For whatever reason, my condyle is rotating fine (about halfway open mouth) but it isn’t able to shift at all. He thinks there may be something blocking it (an enlarged disk or some gunk or something else – we wouldn’t really know without an MRI). He verified this by asking me to push my lower jaw forward. I can a little, but my entire jaw shifts to the right when I try it (because that side isn’t actually pushing forward and the left side is). Also, when I try to move my jaw from side to side, I can only move it to the left about 2mm (peanuts, essentially).

So what does this mean? Peanuts is possibly the most successful and famous cartoon of all time, penned by icon Charles Schulz. If only watching the daily failings of a clinically depressed child were funny…

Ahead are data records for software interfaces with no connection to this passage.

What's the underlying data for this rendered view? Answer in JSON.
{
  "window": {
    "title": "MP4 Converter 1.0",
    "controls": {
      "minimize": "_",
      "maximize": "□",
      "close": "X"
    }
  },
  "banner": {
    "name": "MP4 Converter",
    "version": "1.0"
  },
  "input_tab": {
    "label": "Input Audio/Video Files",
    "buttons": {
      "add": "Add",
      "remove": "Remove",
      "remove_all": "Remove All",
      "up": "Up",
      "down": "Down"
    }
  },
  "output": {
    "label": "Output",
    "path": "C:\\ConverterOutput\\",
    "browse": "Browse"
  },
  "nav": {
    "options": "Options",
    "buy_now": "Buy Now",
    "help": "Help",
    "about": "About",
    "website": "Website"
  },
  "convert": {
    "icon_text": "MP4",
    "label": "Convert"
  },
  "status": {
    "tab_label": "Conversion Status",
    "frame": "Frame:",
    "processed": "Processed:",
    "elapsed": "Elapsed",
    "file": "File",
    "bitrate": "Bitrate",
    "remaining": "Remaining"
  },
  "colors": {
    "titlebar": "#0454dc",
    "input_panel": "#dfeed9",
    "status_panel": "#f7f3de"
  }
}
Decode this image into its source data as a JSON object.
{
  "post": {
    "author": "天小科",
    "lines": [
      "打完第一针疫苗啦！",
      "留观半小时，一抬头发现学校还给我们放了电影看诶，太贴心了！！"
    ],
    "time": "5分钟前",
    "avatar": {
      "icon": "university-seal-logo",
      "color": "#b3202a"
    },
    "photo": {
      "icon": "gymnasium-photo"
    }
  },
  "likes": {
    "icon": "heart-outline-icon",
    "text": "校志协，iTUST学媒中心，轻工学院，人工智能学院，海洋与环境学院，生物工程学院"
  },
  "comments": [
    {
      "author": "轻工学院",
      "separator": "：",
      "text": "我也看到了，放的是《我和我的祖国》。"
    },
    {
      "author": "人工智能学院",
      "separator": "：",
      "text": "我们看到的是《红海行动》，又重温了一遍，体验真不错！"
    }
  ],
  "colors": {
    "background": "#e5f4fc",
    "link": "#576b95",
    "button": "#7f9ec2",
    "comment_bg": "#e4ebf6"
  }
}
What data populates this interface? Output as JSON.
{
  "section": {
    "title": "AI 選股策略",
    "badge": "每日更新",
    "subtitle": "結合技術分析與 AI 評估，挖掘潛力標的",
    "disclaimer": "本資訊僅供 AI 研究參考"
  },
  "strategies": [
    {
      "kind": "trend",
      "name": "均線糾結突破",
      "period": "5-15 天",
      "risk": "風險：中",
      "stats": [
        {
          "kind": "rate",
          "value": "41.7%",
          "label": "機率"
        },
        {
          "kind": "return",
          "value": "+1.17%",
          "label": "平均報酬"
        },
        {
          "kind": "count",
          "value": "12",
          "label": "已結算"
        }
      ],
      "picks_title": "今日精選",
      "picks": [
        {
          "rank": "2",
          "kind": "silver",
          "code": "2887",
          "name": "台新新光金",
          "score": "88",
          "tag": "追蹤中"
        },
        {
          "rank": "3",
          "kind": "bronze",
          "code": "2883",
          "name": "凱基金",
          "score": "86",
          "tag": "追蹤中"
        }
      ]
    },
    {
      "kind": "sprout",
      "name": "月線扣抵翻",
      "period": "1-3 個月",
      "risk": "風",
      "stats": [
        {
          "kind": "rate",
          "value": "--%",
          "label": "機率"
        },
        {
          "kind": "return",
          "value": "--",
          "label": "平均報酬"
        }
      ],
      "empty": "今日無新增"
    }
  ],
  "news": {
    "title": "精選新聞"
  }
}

Anyway, my trusty surgeon has basically suggested that I will have to go back under the knife again. Nothing as severe as the first time, thankfully, but surgery is surgery. The goal here would be to open up the joint. Then, with me being knocked out, my jaw would theoretically be at its most relaxed, he would try to physically manipulate my jaw to see if he can determine/get past whatever it is blocking its progress. From there, he’d clean it out if necessary, give it a steroid injection to hopefully calm whatever is screwing the metaphorical pooch, and then wake me up.

Recovery for this wouldn’t be great, but not liquid-diet only. I’d likely have to revert back to softer foods for a week or so, and I have no idea how talking would be. Probably just like after a root canal I’m guessing.

I’m disappointed by this. But as he pointed out, there’s not much sense to having the whole major procedure allowing me better air if it means sacrificing eating anything larger than, say, a hot dog. It’s totally emasculating eating a hamburger by cutting it into thin slices.

This could happen as early as a few weeks from now. Right now, they’re trying to get my insurance to cover it, but really, he said either way we’ll likely do it, even if it means waiving his costs. You can tell he’s retired; he isn’t about trying to squeeze extra money out of this, he’s trying to make sure his final patient is able to live a happy life. He really is a phenomenal surgeon and person.

PAIN: 0

INCONVENIENCE: 5

REGRET FACTOR: 3